Bandwidth Utilization Histogram
also shows that the application underutilized the DRAM bandwidth with the
Observed Maximum
about 13 GB/sec, which is much less than expected:
Obviously, the PMDK has introduced some overhead into the code. For details, switch to
view and choose the
Function / Call Stack
grouping level:
The largest hotspot is
. This is a function called inside
macros. Double-click the function to view the source code in
#define DIRECT_RW(o) \ (reinterpret_cast < __typeof__((o)._type) > (pmemobj_direct((o).oid))) #define DIRECT_RO(o) \ (reinterpret_cast < const __typeof__((o)._type) > \ (pmemobj_direct((o).oid))) #endif /* (defined(_MSC_VER) || defined(__cplusplus)) */ #define D_RW DIRECT_RW #define D_RO DIRECT_RO
To better visualize the DRAM bandwidth utilization during the application run, explore the
view. DRAM Bandwidth shows up in green and blue.

Remove Redundant PMDK Function Calls
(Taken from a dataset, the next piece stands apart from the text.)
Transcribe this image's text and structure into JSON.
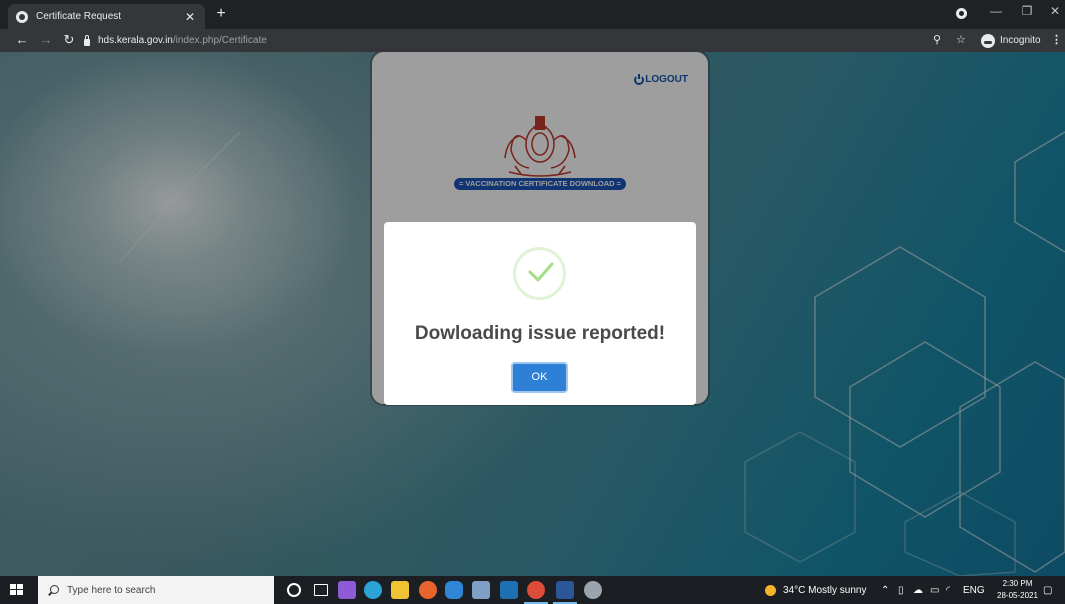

Since the memory for each array is allocated as one chunk, it is enough to call
only once before the calculation to get the array start addresses:
int* _c = D_RW(c); const int* _a = D_RO(a); const int* _b = D_RO(b); for (j = 0; j < REPEATS; j++) { #pragma omp parallel for for (i = 0; i < size; i++) { _c[i] = multiplier * _a[i] + _b[i]; } }
Re-compile the application and re-run the Memory Access analysis to see how this change affected the performance:
You see that the Elapsed time of the application has significantly reduced. PMDK overhead does not influence the performance.
Bandwidth Utilization Histogram
shows that the application fully utilizes DRAM bandwidth with the
Observed Maximum
about 25 GB/sec:
To discuss this recipe, visit the developer forum .

Product and Performance Information


Intel's compilers may or may not optimize to the same degree for non-Intel microprocessors for optimizations that are not unique to Intel microprocessors. These optimizations include SSE2, SSE3, and SSSE3 instruction sets and other optimizations. Intel does not guarantee the availability, functionality, or effectiveness of any optimization on microprocessors not manufactured by Intel. Microprocessor-dependent optimizations in this product are intended for use with Intel microprocessors. Certain optimizations not specific to Intel microarchitecture are reserved for Intel microprocessors. Please refer to the applicable product User and Reference Guides for more information regarding the specific instruction sets covered by this notice.

Notice revision #20110804